Good data is key to the first two Principles: to get a granular understanding of your local economy and understand how it is evolving. As a follow up piece, we have written detailed guidance and ten case studies on how local authorities can make better use of a variety of data sources to improve economic analysis. This guide acts in support of those local economic practitioners who have no or little experience of the data available.
Data is more easily accessible now than it ever was before and we provide a review of where, what and how datasets can be accessed for policy analysis. We present a few case studies of ambitious data initiatives from UK local and combined authorities, and outline the potential insights practitioners can get from mapping industries or estimating network densities.
In an earlier blogpost, Meg Kaufman wrote that data can only provide part of the picture. We review data limitations that might further pixelate that image and list common issues faced by local authorities. Administrative datasets are lagging; surveys are pricey and sometimes patchy. The process to access secondary datasets can render the data untimely.
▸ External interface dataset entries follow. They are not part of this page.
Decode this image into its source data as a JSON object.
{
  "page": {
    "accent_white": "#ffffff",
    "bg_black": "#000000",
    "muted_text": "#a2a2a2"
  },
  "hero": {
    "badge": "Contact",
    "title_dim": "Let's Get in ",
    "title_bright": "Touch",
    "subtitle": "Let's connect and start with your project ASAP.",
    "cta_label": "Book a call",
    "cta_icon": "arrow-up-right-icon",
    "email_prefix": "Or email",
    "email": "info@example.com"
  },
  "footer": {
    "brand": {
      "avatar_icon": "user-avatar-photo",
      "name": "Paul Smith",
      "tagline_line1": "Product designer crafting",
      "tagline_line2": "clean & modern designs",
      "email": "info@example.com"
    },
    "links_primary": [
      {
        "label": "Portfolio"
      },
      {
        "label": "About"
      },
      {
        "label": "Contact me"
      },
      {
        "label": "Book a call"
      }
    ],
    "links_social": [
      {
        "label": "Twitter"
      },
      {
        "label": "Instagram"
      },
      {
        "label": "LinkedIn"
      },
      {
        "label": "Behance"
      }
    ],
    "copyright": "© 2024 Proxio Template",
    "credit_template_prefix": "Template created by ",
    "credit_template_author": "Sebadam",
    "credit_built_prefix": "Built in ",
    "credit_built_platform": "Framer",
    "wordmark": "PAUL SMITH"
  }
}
This contrasts sharply with the wealth of data generated every day – 2.5 quintillion bytes of data pour through our fingers into the apps and websites we use to talk, to buy, and to commute. This data is cordoned off by companies and local authorities may not always have access to this highly liquid asset. But this is starting to change. A new trend has emerged over the last decade whereby private companies are striking data collaboratives with governments. LinkedIn is providing free area-level data on applicant and job pools to help policymakers target their efforts and better design their apprenticeships or estimate the extent of skills mismatch. Organisations such as The Governance Lab at the NYU Tandon School of Engineering have been pushing for these data collaboratives to become common currency. They are seeking greater evidence on the ways government can incentivize firms to share their data.
We hope our report goes some way towards helping local authorities make more data based decisions, especially as they design their local industrial policies. If you have or are looking to set up any initiatives discussed in the report, or have any questions about our data piece, we would love to hear from you.